Learn how to recognise when a baby's at risk and the possible steps that can be taken to look after their wellbeing.
This panel is facilitated by ACM Principal Midwifery Officer, Kellie Wilton, and features panellists Louise Everitt and Renee Adair.
Louise Everitt is a PhD candidate at Western Sydney University co-designing a Perinatal Interprofessional Psychosocial Education Program for Maternity Clinicians (PIPE-MC). This project has received grant funding from the Federal Government emerging priorities in perinatal mental health with seven consortium partners including RANZCOG and ACM to implement and evaluate the program across Australia. Louise is a Clinical Midwifery Consultant in Complex Pregnancy Care at St George Public Hospital. She is a Fellow of Australian College of Midwives (ACM) and Clinical Fellow at UTS. Louise has been a midwife for 34 years holding various clinical, management, education, policy development and research roles. She is passionate about caring for women and families with complex psychosocial concerns and educating maternity clinicians about family violence, mental health and child protection. She has a Masters of Research and publications on Midwives experiences of removal of newborns at birth.
Renee Adair is the founder and director of the Australian Doula College, the Groundwork Program and the ADC’s charity-arm Doula Heart Network. She first began working with women and babies in 1994 as a massage and Aromatherapist and Reiki Practitioner and in 1998 after the home births of her two biological children she began studying and working as a Doula and Childbirth and Early Parenting Educator. Renee then worked for the Australian Red Cross at a young women’s health program/refuge in Sydney’s East, setting up both the outreach and childbirth and early parenting education programs for that service. Working In collaboration, Renee helped produce the first research on Doulas in Australia which was published in the Journal of Perinatal Education in 2013. She has spoken on a variety of radio programmes, at conferences and seminars and is a regular contributor for a range of publications, websites and podcasts.
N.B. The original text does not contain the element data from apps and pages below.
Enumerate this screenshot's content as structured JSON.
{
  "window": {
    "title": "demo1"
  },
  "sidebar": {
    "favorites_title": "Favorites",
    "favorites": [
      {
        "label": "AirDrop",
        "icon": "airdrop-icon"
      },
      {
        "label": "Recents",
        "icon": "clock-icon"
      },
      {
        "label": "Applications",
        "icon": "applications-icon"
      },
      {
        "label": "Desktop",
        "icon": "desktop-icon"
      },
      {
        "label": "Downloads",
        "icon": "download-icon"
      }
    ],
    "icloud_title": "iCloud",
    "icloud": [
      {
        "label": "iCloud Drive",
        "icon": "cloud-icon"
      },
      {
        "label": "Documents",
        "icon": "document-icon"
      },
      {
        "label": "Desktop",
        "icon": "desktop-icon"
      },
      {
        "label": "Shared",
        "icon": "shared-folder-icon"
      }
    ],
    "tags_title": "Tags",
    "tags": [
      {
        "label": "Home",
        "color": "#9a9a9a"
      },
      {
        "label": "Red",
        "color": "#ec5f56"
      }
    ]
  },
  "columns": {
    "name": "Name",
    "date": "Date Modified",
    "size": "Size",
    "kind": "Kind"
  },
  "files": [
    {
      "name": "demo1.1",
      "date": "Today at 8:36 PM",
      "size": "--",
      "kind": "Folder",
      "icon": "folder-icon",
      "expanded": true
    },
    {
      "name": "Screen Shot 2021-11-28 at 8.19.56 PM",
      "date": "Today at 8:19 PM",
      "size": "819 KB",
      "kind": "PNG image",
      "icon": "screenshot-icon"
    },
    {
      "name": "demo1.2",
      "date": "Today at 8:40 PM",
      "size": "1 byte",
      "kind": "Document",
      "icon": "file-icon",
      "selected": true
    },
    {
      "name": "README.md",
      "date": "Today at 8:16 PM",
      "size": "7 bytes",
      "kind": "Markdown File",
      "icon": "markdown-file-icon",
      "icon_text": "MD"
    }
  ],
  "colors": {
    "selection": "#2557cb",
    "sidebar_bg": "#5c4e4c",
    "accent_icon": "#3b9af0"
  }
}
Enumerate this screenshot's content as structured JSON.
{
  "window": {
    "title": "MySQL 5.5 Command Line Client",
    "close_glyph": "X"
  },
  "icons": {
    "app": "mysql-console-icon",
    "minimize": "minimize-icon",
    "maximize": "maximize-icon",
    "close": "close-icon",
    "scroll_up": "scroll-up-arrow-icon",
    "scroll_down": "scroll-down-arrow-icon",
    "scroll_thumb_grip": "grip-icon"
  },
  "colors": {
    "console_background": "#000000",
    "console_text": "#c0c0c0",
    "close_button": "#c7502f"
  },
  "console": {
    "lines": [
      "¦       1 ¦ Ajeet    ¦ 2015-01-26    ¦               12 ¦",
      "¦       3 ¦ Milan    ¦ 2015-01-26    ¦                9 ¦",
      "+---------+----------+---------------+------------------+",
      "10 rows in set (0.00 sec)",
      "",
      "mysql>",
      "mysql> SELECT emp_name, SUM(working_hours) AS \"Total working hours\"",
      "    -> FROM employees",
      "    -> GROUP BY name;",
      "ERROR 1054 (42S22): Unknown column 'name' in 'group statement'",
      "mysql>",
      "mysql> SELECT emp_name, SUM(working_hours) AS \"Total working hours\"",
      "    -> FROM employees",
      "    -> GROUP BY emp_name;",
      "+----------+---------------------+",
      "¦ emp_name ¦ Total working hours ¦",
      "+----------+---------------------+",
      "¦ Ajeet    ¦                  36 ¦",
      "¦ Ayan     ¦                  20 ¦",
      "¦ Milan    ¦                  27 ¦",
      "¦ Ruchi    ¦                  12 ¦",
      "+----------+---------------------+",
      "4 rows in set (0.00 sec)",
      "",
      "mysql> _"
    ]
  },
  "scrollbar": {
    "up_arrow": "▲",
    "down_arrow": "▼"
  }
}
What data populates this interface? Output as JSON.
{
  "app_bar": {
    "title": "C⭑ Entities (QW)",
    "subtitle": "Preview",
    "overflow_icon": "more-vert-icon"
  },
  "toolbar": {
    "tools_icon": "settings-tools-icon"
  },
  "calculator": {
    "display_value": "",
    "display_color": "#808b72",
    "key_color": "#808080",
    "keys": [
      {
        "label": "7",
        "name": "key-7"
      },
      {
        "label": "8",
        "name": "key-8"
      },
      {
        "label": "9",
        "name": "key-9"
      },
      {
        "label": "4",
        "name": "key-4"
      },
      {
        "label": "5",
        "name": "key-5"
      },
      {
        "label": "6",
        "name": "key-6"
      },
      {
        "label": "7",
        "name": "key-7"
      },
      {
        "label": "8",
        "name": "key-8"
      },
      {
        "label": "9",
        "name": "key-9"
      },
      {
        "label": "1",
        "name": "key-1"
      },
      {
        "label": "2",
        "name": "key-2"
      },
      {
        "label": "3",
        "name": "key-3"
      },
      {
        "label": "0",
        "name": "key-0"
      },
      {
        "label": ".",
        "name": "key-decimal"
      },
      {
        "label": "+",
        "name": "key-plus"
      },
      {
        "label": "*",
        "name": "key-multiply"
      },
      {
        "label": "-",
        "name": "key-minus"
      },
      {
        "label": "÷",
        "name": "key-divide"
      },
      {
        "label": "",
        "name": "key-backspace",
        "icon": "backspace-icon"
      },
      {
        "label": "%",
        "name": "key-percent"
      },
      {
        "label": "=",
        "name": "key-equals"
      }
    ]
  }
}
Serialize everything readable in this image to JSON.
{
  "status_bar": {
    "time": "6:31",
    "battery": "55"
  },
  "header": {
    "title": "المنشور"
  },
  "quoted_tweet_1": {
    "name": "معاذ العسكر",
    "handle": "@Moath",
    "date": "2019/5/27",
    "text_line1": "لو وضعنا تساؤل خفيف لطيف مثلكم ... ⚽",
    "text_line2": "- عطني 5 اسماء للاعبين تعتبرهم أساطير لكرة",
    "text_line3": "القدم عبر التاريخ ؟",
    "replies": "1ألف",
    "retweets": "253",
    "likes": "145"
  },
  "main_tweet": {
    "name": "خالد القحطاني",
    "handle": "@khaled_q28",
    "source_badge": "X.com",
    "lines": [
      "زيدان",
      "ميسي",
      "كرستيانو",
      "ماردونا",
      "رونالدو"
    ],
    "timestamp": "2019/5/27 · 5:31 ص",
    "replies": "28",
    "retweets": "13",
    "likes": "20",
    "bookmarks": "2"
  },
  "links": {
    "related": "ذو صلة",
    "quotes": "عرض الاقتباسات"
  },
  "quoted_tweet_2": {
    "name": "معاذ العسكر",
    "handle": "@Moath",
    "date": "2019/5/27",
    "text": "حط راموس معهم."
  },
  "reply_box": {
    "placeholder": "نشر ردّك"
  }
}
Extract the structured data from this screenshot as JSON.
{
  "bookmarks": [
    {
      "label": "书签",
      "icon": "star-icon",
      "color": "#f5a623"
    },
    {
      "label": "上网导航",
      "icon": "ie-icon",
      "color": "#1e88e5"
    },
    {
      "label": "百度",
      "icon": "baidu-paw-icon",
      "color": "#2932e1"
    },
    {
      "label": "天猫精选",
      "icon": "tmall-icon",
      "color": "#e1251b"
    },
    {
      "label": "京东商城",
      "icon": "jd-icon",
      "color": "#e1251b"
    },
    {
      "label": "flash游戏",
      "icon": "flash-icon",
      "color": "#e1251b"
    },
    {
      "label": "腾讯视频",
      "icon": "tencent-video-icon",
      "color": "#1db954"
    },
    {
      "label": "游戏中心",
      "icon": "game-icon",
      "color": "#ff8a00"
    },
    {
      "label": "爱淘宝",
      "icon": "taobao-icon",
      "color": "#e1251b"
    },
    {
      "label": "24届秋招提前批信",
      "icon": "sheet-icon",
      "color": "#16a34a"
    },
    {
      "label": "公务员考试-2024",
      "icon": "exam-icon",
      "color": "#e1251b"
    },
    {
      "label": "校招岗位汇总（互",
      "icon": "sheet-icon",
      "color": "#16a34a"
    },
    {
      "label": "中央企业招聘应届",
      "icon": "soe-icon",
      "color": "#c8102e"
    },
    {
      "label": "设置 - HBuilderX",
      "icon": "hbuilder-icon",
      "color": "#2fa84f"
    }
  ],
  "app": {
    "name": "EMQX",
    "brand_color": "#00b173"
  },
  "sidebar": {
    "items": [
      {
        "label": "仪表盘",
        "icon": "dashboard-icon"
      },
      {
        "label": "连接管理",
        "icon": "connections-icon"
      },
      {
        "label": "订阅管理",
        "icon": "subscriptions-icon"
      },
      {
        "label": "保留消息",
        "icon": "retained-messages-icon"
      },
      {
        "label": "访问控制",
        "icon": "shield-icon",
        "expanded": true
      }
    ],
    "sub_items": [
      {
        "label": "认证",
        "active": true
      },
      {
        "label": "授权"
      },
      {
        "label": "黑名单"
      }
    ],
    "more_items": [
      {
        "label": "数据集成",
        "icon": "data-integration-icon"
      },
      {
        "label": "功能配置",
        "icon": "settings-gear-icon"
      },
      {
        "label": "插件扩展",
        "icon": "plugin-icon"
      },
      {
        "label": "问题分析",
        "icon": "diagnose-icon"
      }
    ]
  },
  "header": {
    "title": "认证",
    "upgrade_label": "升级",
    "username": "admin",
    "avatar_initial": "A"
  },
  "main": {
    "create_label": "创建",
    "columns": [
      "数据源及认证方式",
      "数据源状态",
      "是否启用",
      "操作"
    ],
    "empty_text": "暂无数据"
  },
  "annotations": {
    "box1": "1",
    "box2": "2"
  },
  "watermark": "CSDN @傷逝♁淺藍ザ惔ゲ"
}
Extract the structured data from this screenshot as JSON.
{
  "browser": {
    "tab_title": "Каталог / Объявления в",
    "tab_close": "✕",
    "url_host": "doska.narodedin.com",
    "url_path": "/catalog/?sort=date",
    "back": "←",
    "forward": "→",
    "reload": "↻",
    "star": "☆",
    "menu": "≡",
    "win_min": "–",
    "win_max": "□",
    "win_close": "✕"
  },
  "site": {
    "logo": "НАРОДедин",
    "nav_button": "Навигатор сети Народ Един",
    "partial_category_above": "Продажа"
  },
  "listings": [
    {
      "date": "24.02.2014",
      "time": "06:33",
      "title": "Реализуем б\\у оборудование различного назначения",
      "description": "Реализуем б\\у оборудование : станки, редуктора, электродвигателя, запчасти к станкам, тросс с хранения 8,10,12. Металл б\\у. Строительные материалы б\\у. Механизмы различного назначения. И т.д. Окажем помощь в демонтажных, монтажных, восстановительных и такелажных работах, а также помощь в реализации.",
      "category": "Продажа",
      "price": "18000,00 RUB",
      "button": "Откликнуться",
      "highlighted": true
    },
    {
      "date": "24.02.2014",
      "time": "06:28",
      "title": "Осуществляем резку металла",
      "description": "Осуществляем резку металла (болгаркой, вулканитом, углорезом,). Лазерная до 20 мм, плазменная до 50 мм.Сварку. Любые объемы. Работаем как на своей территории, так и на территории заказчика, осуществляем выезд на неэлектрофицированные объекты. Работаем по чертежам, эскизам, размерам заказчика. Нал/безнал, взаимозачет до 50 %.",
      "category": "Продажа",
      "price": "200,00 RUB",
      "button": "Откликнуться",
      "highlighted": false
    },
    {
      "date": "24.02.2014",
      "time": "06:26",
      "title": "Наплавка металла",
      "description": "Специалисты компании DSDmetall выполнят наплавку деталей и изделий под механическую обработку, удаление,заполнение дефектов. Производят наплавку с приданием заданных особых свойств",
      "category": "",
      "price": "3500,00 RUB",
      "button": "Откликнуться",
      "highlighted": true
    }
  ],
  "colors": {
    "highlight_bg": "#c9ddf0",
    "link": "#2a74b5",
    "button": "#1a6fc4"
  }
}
Renee has worked to change the way we think about Doula support launching an End of Life Doula Training for the College in 2021 with a view for the wider community to see Doula support though a broader lens, supporting all major life transitions, not just in the birthing space. In 2019 Renee proudly partnered with Charles Darwin University to co facilitate Accredited Doula training for Indigenous women in the remote First Nations community of Galiwin’ku. She now sits on the official Galiwin’ku steering committee to restore Birthing on Country. Renee has sat on the Consumer Advisory Board of the Australian College of Midwives, trained thousands of Doulas and supported hundreds of women, their partners and families through pregnancy, birth, early parenting and end of life over the course of her career. A fierce advocate for human rights, the proud mother of three adult children and three grandkids, blends her life’s work, spending downtime with her family, friends and fur babies.